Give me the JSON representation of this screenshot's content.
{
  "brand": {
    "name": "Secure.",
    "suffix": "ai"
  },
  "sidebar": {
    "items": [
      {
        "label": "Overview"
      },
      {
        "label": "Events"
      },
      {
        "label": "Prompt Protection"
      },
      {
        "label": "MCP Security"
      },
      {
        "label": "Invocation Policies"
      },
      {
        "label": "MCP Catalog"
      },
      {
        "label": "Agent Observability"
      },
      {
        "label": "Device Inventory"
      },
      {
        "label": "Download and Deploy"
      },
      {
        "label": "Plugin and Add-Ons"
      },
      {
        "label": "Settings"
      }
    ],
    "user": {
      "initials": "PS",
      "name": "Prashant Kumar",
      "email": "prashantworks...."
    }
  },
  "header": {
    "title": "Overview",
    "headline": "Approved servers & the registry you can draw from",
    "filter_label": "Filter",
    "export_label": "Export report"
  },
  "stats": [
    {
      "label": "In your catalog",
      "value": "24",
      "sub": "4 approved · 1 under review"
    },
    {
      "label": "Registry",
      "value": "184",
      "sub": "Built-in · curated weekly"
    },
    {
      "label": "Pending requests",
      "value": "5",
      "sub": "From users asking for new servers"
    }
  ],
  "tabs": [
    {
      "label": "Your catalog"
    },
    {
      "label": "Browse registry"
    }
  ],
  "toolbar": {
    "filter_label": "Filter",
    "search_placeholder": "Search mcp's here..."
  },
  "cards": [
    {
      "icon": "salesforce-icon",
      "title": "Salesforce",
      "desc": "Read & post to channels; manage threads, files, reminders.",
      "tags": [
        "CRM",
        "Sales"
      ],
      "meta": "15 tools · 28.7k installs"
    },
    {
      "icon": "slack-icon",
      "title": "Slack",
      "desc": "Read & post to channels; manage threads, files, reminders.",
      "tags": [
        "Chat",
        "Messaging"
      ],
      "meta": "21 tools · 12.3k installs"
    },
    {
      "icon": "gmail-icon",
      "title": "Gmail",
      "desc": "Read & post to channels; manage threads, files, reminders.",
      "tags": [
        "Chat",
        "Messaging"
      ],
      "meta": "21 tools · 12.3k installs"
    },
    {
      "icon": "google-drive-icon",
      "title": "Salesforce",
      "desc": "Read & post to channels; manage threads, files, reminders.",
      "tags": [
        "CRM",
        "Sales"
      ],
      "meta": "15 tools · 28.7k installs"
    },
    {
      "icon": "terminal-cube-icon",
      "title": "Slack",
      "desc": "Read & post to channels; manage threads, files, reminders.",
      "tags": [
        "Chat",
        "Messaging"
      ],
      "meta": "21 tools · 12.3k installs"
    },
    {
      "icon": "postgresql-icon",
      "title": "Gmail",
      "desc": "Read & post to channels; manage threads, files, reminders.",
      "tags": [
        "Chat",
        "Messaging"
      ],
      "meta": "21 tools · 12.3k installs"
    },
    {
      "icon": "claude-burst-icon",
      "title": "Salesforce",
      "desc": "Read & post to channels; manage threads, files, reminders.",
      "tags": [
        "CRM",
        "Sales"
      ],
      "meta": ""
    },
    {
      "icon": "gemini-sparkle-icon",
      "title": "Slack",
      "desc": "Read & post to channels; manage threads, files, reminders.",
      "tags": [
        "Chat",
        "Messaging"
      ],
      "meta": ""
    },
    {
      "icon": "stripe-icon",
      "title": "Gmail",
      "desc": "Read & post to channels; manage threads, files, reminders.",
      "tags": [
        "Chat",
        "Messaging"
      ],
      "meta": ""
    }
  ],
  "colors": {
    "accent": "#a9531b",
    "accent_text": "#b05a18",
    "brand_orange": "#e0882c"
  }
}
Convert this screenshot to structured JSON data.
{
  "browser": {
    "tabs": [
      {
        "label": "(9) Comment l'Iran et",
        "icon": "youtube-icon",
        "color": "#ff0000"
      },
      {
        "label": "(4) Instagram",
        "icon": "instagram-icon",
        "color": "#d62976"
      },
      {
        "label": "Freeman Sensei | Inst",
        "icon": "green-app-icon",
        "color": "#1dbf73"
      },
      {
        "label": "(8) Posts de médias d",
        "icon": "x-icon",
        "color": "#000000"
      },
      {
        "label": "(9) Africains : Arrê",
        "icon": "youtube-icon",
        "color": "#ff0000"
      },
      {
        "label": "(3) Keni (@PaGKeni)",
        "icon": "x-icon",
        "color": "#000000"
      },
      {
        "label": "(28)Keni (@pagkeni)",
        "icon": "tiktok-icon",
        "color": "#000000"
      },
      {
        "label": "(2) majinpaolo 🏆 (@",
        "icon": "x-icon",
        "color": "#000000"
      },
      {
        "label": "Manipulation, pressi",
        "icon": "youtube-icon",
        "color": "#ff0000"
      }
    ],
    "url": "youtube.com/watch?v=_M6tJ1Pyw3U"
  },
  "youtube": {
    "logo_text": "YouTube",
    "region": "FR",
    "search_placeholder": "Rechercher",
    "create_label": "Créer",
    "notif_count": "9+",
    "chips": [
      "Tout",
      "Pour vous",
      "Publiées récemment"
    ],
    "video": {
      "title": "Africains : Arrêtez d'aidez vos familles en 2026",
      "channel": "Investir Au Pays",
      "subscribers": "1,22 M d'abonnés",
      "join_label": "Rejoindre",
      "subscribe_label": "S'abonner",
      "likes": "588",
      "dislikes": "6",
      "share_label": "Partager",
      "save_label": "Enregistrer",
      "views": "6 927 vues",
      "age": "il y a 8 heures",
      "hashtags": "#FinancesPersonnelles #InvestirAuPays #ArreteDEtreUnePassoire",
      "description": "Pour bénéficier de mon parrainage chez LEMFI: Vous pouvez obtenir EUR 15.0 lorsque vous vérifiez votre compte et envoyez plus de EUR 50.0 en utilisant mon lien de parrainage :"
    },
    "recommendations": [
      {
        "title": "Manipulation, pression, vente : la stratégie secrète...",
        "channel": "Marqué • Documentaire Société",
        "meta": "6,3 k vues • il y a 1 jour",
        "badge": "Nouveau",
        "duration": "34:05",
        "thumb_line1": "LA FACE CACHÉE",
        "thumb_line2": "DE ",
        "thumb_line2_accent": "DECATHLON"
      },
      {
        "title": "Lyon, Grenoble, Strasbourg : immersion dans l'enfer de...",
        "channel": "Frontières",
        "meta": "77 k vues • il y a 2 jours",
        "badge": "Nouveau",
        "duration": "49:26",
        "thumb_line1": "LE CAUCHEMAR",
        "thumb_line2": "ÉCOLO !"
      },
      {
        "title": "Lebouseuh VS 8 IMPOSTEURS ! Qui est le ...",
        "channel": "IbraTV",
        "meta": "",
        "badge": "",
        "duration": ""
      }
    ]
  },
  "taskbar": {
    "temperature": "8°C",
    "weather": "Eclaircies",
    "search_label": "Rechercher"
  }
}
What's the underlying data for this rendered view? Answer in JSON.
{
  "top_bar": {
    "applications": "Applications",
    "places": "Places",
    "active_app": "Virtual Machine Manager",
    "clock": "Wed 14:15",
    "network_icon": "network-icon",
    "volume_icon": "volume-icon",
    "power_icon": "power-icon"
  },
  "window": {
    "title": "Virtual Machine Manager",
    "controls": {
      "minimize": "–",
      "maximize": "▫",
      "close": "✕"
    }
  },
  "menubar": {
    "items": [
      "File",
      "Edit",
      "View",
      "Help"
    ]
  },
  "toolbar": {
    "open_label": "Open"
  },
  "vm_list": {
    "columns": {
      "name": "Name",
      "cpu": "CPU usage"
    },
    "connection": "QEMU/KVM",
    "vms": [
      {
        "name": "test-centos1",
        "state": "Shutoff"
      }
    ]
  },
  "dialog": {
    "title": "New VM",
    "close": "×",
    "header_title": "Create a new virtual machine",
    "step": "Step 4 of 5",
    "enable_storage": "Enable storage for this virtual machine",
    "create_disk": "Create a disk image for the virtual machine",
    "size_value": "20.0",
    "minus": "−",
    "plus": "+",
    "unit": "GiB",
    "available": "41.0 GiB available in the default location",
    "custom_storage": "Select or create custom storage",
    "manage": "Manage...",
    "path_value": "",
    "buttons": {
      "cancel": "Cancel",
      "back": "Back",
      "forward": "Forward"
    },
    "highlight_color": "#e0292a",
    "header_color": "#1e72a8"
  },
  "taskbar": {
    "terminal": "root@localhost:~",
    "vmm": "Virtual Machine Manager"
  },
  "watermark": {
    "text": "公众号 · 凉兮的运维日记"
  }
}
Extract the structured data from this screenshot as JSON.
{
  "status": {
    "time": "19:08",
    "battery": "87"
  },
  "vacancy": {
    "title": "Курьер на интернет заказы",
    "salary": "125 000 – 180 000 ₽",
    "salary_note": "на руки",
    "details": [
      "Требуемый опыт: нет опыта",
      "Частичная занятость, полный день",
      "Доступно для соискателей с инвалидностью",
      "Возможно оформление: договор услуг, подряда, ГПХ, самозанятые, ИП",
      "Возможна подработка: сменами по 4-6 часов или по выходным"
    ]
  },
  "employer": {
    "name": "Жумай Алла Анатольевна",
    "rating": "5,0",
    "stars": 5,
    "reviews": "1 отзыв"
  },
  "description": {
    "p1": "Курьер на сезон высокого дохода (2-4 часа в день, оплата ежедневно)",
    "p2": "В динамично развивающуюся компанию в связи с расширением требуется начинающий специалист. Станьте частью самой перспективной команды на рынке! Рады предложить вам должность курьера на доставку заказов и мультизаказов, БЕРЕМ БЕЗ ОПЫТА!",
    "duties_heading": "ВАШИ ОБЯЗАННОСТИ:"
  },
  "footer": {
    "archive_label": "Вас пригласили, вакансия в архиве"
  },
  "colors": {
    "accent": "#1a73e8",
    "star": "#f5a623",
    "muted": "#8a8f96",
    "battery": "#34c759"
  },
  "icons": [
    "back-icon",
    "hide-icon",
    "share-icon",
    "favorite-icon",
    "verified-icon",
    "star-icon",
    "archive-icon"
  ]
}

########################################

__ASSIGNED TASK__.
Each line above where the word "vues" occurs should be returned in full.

__SOLUTION TO THIS EXERCISE__.
      "views": "6 927 vues",
        "meta": "6,3 k vues • il y a 1 jour",
        "meta": "77 k vues • il y a 2 jours",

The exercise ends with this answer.